• _GIVEN INFORMATION_:
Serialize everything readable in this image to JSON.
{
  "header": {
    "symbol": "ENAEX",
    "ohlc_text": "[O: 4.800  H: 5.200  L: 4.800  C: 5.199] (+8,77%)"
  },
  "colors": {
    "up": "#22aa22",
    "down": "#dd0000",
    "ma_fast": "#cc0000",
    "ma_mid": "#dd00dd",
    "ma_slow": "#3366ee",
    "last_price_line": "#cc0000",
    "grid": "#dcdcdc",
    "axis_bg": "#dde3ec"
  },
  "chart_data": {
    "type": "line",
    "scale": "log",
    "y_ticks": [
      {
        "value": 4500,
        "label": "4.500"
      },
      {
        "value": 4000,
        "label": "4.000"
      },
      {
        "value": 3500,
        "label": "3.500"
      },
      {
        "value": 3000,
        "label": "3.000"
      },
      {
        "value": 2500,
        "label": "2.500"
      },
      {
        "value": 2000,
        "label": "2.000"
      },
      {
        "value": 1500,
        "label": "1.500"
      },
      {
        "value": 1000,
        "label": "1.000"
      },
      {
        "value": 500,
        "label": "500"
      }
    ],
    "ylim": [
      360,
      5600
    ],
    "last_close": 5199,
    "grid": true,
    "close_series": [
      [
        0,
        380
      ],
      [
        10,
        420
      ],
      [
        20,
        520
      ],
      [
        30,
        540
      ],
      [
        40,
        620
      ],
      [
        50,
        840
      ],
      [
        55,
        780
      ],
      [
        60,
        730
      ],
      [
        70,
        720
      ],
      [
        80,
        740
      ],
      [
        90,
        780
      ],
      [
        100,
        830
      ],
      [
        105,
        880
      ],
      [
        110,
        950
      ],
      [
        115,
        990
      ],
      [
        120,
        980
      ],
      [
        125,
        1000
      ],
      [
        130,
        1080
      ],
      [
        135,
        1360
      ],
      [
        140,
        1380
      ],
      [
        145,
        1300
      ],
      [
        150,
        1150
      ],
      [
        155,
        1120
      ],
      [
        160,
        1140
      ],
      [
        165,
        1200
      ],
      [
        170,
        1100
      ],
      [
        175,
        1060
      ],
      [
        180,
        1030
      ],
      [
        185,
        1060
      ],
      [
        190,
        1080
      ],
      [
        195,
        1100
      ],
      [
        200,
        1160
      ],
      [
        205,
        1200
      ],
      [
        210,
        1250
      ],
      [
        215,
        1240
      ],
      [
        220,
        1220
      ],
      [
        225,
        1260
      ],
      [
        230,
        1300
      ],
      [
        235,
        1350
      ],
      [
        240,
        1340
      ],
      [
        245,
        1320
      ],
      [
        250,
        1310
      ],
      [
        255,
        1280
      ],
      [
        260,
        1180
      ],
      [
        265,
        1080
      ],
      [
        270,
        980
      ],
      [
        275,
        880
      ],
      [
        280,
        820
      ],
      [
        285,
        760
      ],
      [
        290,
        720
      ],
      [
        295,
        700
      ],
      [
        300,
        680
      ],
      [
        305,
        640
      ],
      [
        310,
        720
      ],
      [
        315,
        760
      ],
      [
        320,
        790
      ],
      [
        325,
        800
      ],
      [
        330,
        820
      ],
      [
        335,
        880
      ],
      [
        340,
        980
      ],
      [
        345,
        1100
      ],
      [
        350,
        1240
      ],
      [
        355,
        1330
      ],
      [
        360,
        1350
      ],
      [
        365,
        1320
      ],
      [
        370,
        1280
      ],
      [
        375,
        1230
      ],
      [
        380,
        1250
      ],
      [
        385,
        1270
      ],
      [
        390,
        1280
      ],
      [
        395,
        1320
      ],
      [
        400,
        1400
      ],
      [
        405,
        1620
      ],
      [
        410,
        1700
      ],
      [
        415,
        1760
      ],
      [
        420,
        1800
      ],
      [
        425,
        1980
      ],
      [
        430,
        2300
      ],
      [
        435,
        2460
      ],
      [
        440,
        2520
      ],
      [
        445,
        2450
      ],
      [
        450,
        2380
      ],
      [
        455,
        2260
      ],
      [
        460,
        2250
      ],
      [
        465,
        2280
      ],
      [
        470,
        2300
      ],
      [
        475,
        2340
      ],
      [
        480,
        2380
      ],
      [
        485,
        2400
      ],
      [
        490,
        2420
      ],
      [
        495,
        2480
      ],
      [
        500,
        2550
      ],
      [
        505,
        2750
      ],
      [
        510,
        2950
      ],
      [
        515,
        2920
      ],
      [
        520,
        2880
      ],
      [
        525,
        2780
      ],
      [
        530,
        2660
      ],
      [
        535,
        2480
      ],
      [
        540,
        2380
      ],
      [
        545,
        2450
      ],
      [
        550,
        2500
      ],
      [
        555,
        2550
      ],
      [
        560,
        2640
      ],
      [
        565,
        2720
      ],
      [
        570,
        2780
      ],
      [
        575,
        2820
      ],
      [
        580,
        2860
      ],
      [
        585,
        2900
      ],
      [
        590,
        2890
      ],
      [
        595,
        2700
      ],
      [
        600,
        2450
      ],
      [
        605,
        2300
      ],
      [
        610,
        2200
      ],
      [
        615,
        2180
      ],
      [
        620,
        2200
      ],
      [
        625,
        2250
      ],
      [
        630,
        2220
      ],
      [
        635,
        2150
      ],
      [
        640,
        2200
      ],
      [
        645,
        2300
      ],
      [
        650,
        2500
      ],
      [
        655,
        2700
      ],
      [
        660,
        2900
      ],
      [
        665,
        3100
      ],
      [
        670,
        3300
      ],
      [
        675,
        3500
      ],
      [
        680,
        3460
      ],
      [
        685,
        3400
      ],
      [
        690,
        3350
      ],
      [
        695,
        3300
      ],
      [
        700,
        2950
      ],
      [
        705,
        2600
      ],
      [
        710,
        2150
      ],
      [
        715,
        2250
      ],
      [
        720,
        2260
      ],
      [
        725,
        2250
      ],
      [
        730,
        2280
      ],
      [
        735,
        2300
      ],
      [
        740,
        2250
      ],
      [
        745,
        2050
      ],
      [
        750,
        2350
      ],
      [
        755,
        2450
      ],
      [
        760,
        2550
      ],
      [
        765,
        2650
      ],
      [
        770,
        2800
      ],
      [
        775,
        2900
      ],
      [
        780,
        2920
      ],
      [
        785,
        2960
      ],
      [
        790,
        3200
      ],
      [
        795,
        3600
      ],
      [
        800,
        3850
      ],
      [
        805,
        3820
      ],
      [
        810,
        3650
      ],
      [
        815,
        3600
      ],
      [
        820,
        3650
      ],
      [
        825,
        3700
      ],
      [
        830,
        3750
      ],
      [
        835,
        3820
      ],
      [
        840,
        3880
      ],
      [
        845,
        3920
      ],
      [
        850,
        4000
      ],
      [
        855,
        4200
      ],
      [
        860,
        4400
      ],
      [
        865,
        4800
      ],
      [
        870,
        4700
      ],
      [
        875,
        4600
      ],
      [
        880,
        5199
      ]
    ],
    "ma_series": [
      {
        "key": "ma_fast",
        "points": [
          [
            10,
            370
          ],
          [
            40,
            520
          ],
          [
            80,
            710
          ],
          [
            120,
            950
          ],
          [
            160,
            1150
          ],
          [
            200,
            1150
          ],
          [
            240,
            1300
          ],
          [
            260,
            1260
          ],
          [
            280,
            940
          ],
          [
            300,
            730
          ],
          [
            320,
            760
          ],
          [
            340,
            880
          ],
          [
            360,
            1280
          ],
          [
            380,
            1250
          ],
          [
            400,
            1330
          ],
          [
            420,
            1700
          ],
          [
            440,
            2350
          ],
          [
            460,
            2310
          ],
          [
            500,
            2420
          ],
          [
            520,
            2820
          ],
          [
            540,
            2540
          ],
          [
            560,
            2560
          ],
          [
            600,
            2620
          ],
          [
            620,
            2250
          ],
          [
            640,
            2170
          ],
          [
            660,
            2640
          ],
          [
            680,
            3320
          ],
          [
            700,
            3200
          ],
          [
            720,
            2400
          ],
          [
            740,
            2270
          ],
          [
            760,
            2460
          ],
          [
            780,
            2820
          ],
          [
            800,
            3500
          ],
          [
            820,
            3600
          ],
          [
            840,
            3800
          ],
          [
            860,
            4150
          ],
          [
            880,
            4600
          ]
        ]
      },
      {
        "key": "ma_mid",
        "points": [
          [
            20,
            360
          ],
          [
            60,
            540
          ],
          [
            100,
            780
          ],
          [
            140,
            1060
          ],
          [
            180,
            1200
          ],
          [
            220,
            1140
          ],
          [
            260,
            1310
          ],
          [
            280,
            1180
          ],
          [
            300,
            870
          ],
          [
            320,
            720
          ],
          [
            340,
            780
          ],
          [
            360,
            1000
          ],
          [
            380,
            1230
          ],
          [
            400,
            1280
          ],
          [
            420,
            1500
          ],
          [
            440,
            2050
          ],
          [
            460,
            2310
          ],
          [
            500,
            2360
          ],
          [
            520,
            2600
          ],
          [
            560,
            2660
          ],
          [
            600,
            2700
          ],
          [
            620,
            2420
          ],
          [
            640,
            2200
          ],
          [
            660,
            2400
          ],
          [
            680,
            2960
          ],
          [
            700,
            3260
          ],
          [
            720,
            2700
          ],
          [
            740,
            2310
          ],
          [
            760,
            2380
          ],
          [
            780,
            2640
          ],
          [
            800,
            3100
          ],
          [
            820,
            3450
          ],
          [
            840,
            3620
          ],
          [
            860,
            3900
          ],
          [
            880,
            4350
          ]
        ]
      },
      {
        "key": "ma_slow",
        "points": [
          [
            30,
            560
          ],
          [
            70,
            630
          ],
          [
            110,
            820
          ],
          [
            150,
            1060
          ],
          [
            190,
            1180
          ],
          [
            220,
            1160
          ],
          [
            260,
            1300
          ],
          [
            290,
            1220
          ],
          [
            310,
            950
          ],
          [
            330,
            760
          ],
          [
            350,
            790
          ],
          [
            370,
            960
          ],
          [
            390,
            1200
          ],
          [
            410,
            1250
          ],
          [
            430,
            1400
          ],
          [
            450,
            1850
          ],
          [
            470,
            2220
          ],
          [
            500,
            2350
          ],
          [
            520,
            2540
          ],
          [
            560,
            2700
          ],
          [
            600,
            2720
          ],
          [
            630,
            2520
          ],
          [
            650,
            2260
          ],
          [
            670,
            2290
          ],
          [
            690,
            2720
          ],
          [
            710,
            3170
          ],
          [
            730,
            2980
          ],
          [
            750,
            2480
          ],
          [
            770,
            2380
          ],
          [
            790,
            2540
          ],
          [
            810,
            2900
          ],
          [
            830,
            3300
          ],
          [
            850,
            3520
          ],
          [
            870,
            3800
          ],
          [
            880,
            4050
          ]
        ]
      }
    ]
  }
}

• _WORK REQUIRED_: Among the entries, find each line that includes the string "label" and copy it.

• _SOLUTION TO THIS EXERCISE_:
        "label": "4.500"
        "label": "4.000"
        "label": "3.500"
        "label": "3.000"
        "label": "2.500"
        "label": "2.000"
        "label": "1.500"
        "label": "1.000"
        "label": "500"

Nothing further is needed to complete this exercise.